I don’t have to say what this one’s about, right? Everyone’s read it, or hopefully will. Billy Pilgrim’s travels through time, to World War II and then to Ilium, New York, and then Tralfamadore, are a funny, sad, sweet story that has weight well beyond the slim novel. I read Slaughterhouse when I was in high school, and I’ve never forgotten it. I remember it almost verbatim, even though I’ve never gone back to re-read it. I’m not even sure I could, as it’s devastatingly sad in its simplicity. Plus, it has the single saddest scene I have ever read in a book: the part where Billy goes to a cave with his parents, when he’s a kid. I know there are sadder things that have happened, both real and imagined, and there are even more terrible things that happen to Billy, but that’s the scene that gets me, every time I think of it.
How It Made Me A Better Writer:
Vonnegut’s stories are so sparse as to be almost nonexistent; he uses a paucity of words and just enough “science” to make his books sci-fi rather than fiction, but somehow the books add up to more than the sum of their parts, primarily because of the emotion Vonnegut conveys. Using minimalist techniques, Vonnegut communicates a wealth of sadness, in that good kind of way: sadness because people are what they are, and the world is what it is, even in a made-up futuristic society of aliens. Reading Vonnegut helps me realize that books should convey a sentiment as well as a story: they can tell how you as the author feel about something, without being direct about it.
1. Angelmaker (Nick Harkway):
I had trouble deciding which of Harkaway’s three books to put on here, but there was no doubt that one of them should be. Harkaway might be the best pure writer I have ever read, by which I mean that every single word he uses counts. I have no idea how he does it, but Harkaway writes these big sprawling books that go off on seeming tangents for pages, if not chapters, and introduce a willy-nilly of characters and ideas and then bam! They all come together like a jigsaw puzzle made of magnets. Angelmaker features a watch/clock repairman who is called in to work on a bit of steampunk-ish beehive-esque art, and who then unwittingly turns the thing on, learning too late that it might be a doomsday device. That description in no way does this book justice, though. Harkaway’s stories are outrageously entertaining, his characters are memorable, his language is phenomenal, and the books deserve to be read, then cast in bronze and put on a pedestal, and then read again, in front of large crowds of people cheering him on and urging him to write another book. Read Angelmaker, and then read his other books (The Gone Away World and Tigerman) and see if they don’t ruin you for most other books.
How It Made Me A Better Writer:
Forget it. It didn’t. There’s no way anyone can do what Harkaway does. We can try, and plenty of people can write great stories or books, but nobody will match him.
Briane is the author of Codes: Robbie had an ordinary life, until she walked into Gravity Sling. Now he’s seeing coded messages everywhere, being chased by shadowy big-corporation goons, and questioning literally everything about the world as he knows it. Some questions need answers. This Phillip K. Dick style debut science fiction novel raises questions about how people use technology and each other.

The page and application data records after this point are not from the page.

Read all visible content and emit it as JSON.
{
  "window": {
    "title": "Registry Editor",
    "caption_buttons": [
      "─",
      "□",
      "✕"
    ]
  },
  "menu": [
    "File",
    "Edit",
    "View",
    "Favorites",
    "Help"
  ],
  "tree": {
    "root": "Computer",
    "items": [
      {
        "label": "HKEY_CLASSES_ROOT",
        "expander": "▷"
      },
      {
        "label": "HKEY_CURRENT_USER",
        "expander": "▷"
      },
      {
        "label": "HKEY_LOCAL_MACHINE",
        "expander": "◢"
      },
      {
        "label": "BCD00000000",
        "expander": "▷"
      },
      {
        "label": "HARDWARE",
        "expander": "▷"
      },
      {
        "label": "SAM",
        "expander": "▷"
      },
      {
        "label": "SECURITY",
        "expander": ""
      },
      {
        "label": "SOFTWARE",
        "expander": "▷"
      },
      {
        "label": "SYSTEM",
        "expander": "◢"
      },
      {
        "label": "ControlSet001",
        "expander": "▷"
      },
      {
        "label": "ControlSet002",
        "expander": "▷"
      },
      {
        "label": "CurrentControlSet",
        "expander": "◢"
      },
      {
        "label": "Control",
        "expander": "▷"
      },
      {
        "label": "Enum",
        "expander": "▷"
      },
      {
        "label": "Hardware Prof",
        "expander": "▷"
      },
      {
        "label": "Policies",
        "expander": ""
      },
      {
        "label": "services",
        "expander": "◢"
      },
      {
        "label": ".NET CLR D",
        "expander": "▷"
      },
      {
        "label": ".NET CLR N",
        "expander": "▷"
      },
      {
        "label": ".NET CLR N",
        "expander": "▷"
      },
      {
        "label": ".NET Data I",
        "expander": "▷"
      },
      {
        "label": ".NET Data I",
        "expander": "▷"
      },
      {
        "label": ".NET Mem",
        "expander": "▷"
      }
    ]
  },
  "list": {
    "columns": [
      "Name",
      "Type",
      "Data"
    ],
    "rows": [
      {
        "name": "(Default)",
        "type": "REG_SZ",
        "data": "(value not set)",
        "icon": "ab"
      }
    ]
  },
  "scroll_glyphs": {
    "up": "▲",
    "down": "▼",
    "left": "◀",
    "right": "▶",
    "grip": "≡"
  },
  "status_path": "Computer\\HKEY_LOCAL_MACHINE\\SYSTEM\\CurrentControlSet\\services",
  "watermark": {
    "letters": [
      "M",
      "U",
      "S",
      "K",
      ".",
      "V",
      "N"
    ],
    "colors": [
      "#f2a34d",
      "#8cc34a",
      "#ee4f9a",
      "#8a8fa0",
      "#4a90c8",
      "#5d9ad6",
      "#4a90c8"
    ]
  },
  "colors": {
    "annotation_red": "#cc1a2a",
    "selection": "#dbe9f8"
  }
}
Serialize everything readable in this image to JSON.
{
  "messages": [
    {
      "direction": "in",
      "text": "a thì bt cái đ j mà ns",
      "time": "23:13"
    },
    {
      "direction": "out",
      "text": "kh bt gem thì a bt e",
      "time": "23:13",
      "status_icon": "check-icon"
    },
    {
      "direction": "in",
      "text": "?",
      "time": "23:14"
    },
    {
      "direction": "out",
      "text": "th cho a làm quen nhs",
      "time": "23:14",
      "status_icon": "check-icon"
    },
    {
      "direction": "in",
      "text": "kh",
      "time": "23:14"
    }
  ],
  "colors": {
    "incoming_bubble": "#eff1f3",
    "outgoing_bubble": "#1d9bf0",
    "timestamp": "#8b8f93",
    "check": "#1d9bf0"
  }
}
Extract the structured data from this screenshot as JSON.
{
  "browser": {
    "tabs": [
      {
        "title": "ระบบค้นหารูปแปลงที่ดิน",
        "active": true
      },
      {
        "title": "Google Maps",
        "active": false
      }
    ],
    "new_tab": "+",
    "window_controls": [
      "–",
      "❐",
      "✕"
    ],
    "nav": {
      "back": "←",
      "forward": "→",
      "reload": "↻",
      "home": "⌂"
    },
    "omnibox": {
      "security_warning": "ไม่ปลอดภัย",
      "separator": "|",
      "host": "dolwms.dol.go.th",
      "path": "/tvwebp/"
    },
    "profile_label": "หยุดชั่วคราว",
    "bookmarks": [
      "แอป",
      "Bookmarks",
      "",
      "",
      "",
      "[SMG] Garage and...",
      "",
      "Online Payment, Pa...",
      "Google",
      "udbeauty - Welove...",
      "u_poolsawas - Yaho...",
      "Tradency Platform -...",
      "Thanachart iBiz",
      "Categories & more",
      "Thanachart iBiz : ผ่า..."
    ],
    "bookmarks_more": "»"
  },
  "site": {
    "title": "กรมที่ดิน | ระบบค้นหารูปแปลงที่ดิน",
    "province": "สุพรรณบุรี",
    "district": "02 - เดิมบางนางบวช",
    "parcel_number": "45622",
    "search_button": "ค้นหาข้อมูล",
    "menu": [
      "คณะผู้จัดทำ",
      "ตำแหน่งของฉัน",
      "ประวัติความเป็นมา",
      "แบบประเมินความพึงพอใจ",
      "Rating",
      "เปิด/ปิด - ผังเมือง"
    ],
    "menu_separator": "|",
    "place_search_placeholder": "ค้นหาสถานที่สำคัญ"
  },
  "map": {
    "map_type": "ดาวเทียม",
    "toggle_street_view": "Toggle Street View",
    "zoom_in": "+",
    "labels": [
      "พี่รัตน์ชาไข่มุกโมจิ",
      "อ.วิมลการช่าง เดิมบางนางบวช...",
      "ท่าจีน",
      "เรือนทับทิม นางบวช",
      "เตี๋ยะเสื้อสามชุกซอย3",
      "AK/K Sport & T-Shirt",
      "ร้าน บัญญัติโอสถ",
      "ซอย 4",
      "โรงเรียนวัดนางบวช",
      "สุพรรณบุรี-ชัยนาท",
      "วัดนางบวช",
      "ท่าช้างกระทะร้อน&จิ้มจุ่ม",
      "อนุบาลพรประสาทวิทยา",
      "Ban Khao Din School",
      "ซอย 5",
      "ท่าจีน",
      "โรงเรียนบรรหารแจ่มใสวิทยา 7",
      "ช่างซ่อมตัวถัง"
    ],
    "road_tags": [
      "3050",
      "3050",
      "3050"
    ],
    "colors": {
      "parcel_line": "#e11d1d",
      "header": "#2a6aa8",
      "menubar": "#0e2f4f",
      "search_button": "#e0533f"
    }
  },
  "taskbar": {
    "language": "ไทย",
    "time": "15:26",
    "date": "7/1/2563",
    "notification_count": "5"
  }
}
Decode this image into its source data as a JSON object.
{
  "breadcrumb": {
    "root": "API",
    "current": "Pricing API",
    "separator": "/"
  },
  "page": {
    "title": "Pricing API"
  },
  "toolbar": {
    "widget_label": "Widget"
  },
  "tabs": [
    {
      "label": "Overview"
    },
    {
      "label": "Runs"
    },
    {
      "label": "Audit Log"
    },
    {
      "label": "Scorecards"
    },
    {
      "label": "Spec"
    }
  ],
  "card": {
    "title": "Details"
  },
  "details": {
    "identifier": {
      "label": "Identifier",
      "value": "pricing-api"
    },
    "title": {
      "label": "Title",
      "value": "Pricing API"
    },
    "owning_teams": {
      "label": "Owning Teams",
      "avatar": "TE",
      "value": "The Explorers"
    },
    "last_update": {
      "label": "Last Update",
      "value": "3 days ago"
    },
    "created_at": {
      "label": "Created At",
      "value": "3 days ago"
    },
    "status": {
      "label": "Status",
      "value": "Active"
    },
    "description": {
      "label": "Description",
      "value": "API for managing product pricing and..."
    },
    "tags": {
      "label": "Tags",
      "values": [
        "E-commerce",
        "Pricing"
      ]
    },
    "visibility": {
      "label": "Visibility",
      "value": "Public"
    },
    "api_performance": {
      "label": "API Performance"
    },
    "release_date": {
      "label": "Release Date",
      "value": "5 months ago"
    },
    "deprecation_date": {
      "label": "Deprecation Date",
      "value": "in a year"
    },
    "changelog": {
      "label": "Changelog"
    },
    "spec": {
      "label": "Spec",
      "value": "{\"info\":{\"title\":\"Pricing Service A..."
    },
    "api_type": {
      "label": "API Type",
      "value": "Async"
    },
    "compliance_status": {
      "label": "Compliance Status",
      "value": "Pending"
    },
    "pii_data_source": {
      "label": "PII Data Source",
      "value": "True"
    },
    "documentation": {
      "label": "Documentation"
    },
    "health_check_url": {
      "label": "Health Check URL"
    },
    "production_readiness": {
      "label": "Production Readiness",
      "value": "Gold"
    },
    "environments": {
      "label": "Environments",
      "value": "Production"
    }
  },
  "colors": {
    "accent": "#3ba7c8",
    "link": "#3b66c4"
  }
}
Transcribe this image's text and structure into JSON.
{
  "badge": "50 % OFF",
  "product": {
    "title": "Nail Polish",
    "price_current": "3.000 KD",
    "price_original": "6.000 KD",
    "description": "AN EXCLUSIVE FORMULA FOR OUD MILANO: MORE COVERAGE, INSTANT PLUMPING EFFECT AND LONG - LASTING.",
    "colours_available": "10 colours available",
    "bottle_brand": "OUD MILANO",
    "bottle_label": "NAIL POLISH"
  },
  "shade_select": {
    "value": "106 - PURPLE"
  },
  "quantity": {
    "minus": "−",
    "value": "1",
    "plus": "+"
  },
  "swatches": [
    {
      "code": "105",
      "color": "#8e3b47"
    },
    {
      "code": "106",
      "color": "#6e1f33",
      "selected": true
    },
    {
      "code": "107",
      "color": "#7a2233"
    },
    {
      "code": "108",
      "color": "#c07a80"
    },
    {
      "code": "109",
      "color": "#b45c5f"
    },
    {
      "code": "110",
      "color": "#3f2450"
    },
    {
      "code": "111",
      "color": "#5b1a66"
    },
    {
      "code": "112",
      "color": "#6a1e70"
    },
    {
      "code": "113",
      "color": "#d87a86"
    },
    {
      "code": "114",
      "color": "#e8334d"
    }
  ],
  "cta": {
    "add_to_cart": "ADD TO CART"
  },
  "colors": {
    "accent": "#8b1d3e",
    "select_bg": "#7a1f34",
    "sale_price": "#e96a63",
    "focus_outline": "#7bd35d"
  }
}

Follow Briane on Twitter: https://twitter.com/BrianePagel
His blog: Thinking The Lions: http://www.thinkingthelions.com
Anyway, are you excited about the contest? I'm excited about the contest. Also, I might be mildly panicking about AwsomeCon still. As one does.
Update about the Contest of Awesome (which I shall call it from now evermore) I'll be posting the first scavenger hunt clue/trivia question Monday morning! Then, I'll post it again about noon because I know sometimes feeds are strange, strange creatures. As soon as we have a correct answer I'll tweet, but I won't announce the day's winner until the end of the day. That way I can check and make sure the first correct answer I see is actually the first correct answer.
Now I just have to go decide what Monday's prize is...